• _What you will do_
Compute how many lines in the records below contain the string "content" and give that number without other output.

Excerpts from an interface dataset:
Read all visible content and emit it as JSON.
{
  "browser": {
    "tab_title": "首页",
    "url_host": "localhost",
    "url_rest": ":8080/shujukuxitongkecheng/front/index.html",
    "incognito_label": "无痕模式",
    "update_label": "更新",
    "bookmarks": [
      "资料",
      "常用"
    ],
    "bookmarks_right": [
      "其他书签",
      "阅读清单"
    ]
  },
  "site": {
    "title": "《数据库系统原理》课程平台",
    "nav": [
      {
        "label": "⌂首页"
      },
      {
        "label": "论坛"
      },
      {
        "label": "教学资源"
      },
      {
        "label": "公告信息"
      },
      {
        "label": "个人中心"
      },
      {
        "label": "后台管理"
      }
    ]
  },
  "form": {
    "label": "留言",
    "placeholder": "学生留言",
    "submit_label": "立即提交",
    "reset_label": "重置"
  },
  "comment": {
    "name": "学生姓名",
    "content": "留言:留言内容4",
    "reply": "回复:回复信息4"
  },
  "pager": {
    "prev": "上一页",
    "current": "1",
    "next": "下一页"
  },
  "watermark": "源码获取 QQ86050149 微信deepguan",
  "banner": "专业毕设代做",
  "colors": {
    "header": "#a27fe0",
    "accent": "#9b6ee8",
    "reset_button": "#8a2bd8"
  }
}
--
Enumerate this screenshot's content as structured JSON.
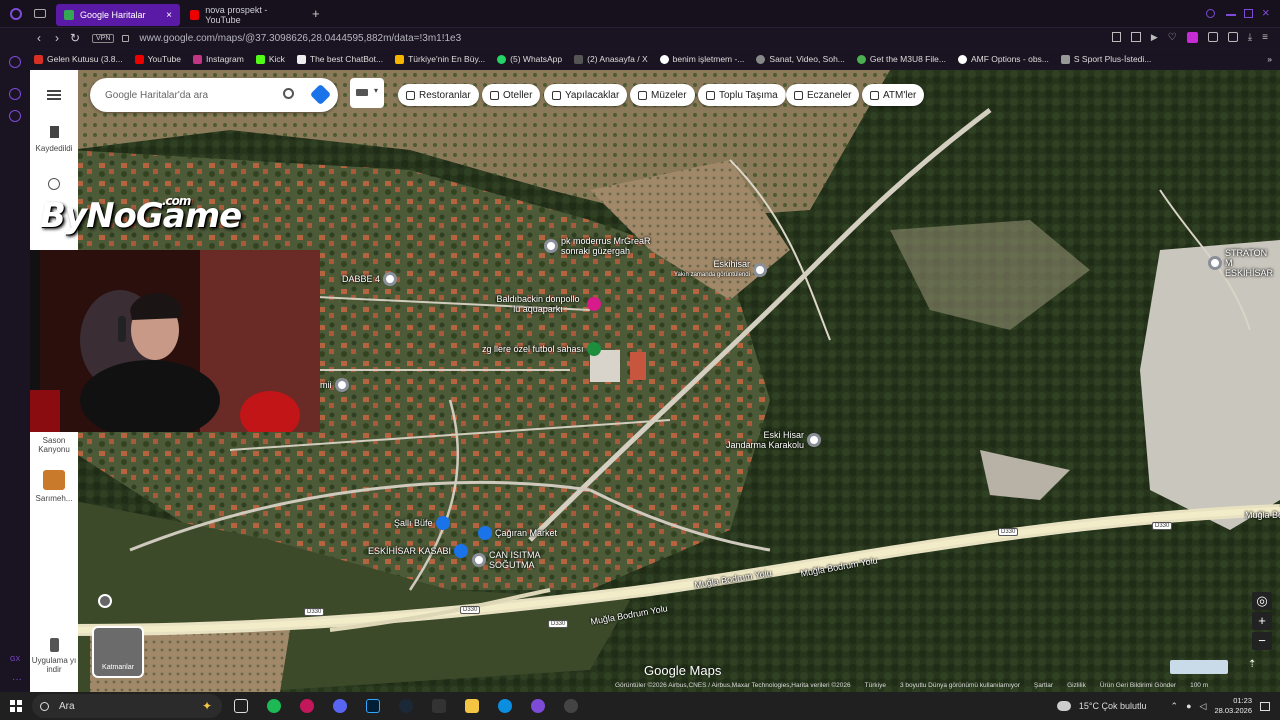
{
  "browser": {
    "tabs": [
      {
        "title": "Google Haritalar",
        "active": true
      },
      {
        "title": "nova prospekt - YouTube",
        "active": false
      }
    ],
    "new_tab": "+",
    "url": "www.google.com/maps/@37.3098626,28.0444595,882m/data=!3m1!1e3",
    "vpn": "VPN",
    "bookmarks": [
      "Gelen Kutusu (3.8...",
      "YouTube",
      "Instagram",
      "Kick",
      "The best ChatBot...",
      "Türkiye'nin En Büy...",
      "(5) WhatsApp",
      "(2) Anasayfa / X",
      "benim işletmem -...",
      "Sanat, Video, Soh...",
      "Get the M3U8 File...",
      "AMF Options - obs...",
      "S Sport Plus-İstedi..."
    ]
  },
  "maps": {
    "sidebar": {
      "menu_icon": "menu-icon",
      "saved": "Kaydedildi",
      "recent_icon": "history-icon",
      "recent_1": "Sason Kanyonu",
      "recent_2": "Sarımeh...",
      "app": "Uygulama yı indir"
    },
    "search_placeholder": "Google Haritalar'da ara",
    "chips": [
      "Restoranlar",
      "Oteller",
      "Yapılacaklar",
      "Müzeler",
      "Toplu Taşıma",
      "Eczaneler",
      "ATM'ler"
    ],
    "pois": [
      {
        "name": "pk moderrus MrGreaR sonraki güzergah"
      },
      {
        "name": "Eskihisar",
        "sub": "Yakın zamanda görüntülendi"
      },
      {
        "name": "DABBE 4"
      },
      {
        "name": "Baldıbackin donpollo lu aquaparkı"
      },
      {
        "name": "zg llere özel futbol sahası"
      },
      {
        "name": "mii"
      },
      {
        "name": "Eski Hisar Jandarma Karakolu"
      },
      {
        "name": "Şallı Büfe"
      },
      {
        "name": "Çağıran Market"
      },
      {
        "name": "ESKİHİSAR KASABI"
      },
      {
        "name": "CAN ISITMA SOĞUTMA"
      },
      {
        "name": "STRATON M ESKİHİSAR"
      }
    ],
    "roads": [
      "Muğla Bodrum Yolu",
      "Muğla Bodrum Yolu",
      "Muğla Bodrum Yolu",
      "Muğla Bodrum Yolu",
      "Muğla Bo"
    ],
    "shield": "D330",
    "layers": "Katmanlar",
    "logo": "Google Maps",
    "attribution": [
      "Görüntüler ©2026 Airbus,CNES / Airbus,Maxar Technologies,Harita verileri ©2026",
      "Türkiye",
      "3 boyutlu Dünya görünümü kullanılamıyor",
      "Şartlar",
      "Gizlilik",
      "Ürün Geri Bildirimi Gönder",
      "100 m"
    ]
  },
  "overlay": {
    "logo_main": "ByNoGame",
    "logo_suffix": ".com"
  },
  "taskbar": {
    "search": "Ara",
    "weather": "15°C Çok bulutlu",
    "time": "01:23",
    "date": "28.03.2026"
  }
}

• _Exercise result_
3